Opposition backs Pak govt against Qadri
Pakistan’s opposition parties have announced that they will resist any “extra-constitutional changes” in the country and will support the government and the Election Commision in holding general elections later this year, reports Imtiaz Ahmad.world Updated: Jan 17, 2013 00:04 IST
Pakistan’s opposition parties have announced that they will resist any “extra-constitutional changes” in the country and will support the government and the Election Commision in holding general elections later this year.
Opposition leader Mian Nawaz Sharif told a press conference in Islamabad on Wednesday that the goverment should announce an election schedule “as soon as possible” and announce the formation of an interim set-up ahead of the elections.
Sharif was accompanied at the press conference by representatives of most political parties.

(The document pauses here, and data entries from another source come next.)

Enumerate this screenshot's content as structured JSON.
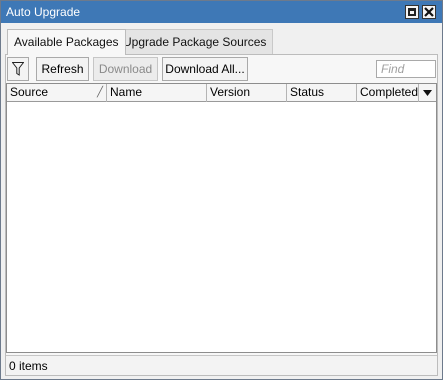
{
  "window": {
    "title": "Auto Upgrade"
  },
  "tabs": [
    {
      "label": "Available Packages",
      "active": true
    },
    {
      "label": "Upgrade Package Sources",
      "active": false
    }
  ],
  "toolbar": {
    "filter_icon": "filter-icon",
    "refresh_label": "Refresh",
    "download_label": "Download",
    "download_enabled": false,
    "download_all_label": "Download All...",
    "find_placeholder": "Find"
  },
  "table": {
    "columns": [
      "Source",
      "Name",
      "Version",
      "Status",
      "Completed"
    ],
    "sorted_column": "Source",
    "rows": []
  },
  "status": {
    "items_text": "0 items"
  },
  "colors": {
    "titlebar": "#3e78b6",
    "panel": "#f7f7f7"
  }
}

In the meantime, Minhajul Quran International (MQI) leader Tahirul Qadri, whose sit-down protest in Islamabad continues, outlined four demands during his address on Wednesday and set a one-day deadline for them to be fulfilled.
The demands were: to announce electoral reforms before elections, to dissolve the election commission and form a new one, to not allow compromise between two political parties in a proposed caretaker set-up and to dissolve the provincial and national assemblies.
In response, information minister Qamar Zaman Kaira questioned their credibility.
“He wants the government, assemblies, parliament and the election commission to be dissolved and then get the caretaker government to himself… But if all these things are dissolved, then how will new things be formed?” he said at a press briefing.
However, the points raised by Qadri have found sympathy even within the main political players of the country.
The Muttahida Qaumi Movement says it supports Qadri “in principle” because he talks of taxing rich landlords and bringing some sort of accountability for politicians.
Imran Khan’s Tehreek-e-Insaf supports Qadri’s demand to change the set-up of the election commission and to examine politicians before they are allowed to stand for office.